Oil-Producers Might Extend Agreement on Cutting Outputs

OPEC

Cairo, Abu Dhabi – OPEC members might extend the agreement to cut outputs in order to achieve the desired rebalancing of the market, announced Saudi Arabia and Kuwait.

Saudi Energy Minister Khalid al-Falih said that oil-producing countries might have to prolong output cuts agreed for the first six months of the year, explaining: “We might have to extend in order to reach the target… of stock levels.”

Falih, whose country is the world’s largest exporter, said at an energy forum in Abu Dhabi that there was a sort of “initial agreement” on the need to extend the deal after talks in Kuwait last month.

He said producers would continue to assess market figures until next month, when ministers are expected to take a final decision at a meeting in Vienna.

“There was a high level of commitment in the first three months, but despite that, we have not achieved the target” of reducing the supply glut, he said.

OPEC members agreed in November to cut production by 1.2 million barrels per day for six months beginning from the start of the year in a bid to shore up prices. Some non-cartel producers, led by Russia, joined in December by committing to cut output by 558,000 bpd.

Kuwaiti Oil Minister Essam al-Marzouk said there was a “significant” commitment by producers from outside OPEC, and called for prolonging the cuts.

“It is important that we agree to extend the agreement,” he told the forum.

Oil prices currently hover just over $50 per barrel after shedding around half of their value since mid-2014. Observers believe that Washington’s failure to join the agreement will keep the prices hovering between $50 and $55.

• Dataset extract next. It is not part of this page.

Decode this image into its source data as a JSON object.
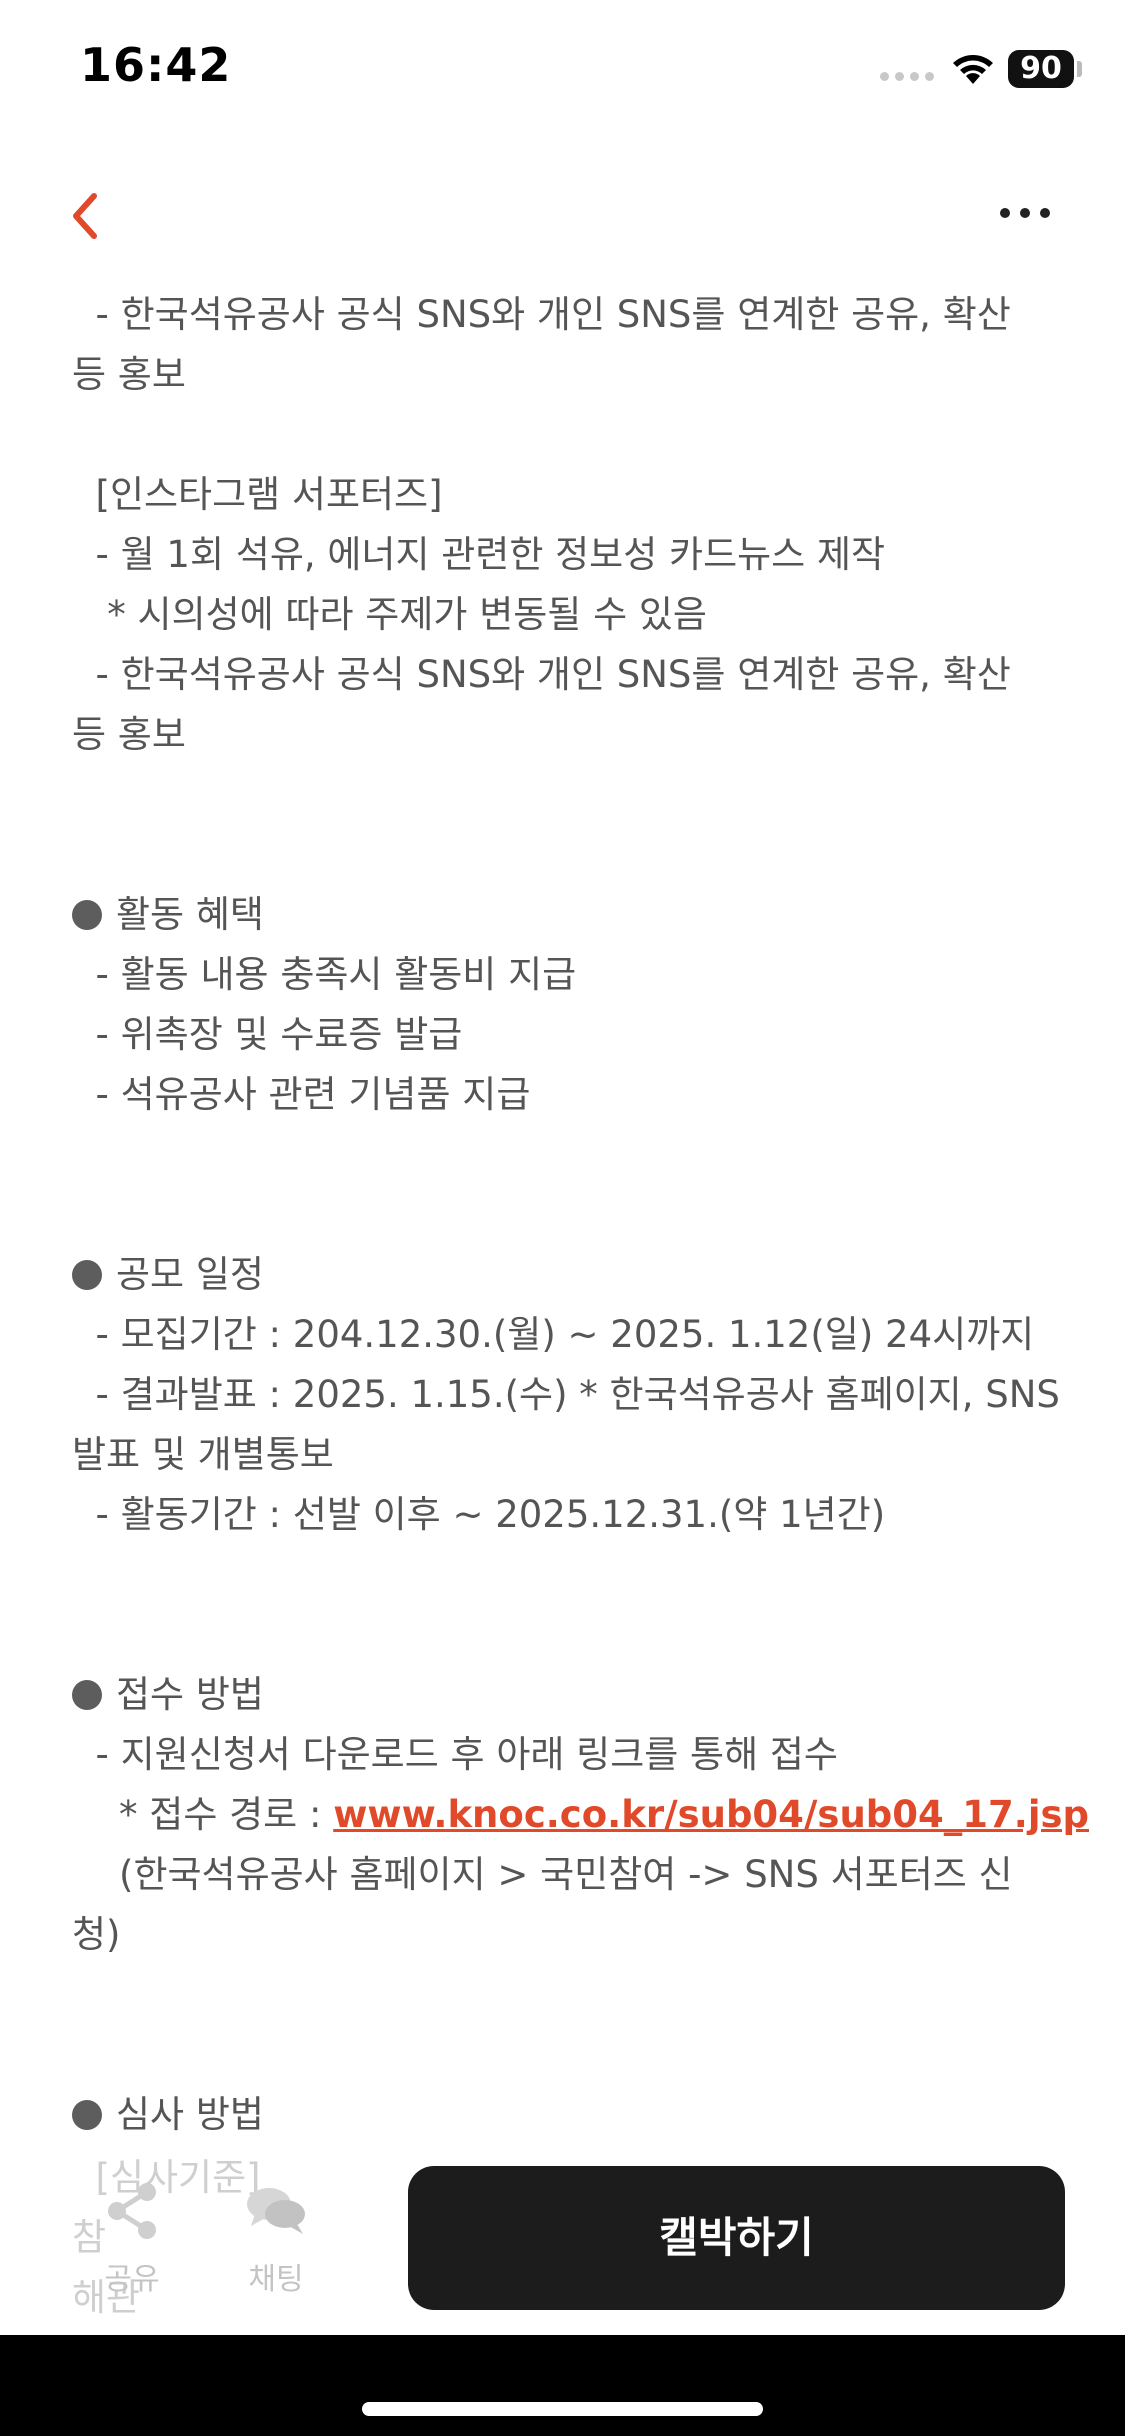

The International Energy Agency said last week that the compliance with the agreement among OPEC members and some non-members, including Russia, “has been impressive”, giving a lift to oil prices.

But it added that improved prices had attracted higher-cost producers in the United States back to the market, raising the prospect of surprisingly high levels of non-OPEC supply throughout the year.

It said that if OPEC were to extend its output cut, that would boost prices, giving further encouragement to US shale oil producers to pump more.

Oil inventories fell in March but probably showed a rise in the first quarter overall because consumers stockpiled crude before the OPEC-led cuts took full effect, the IEA said.

Oman’s Oil and Gas Minister Mohammed bin Hamad al-Ramhi told reporters at the Abu Dhabi forum that a “large” number of producers prefer to extend the agreement to cut outputs in order to raise the cost of petroleum.

Patrick Pouyanné, chairman and CEO of France’s Total oil and gas company, said on Thursday: “The prices of oil could drop again at the end of the year due to the United States’ rapid increase in shale production.”

Total Says Strikes Could Jeopardize its Investments in France

Total

French oil and gas company Total stated that it might reconsider further investments in its French plants, as a result of strikes that have forced the shutdown of two of its refineries, with two more in the process of shutting down. Noting that the temporary shutdowns are the result of industrial action over France’s planned labor reforms, which have generated street protests that lasted for weeks.

Patrick Pouyanne, Total’s Chief Executive, told journalists on the sidelines of the company’s shareholder meeting in Paris that the strikes were a breach of a pact reach with workers four years ago. Pouyanne promised to make the business profitable by the end of 2016 through heavy investment, back when he took over as head of the oil major’s refining and chemicals unit in 2012.

“This (strike) will lead us to seriously reconsider the investment plans we had for the various sites,” Pouyanne said.

Total invested about 1 billion euros ($1.11 billion) in its Normandy refining and petrochemical complex between 2012 and 2014, with a further 200 million euros spent on its Carling petrochemical unit, and said last year that it will further invest 400 million euros to modernize the 220,000 barrels per day (bpd) Donges refinery to produce fuel for the European market.

Moreover it said it will invest 200 million euros in the 153,000 bpd La Mede plant to transform it into France’s first biorefinery, though both refineries are still making loss.

The company’s current head of refining and chemicals, Phillippe Sauquet, warned of the potential impact of the ongoing industrial action, through a letter he sent to the employees.

“It constitutes taking our business hostage in a fight that is not ours,” he said in the letter, which was seen by Reuters.

“If we are not able to avoid such circumstances, leading to the shutdown of our units, it goes without saying that our customers would reconsider the confidence they have placed in us, and thus we should revise our future projects.”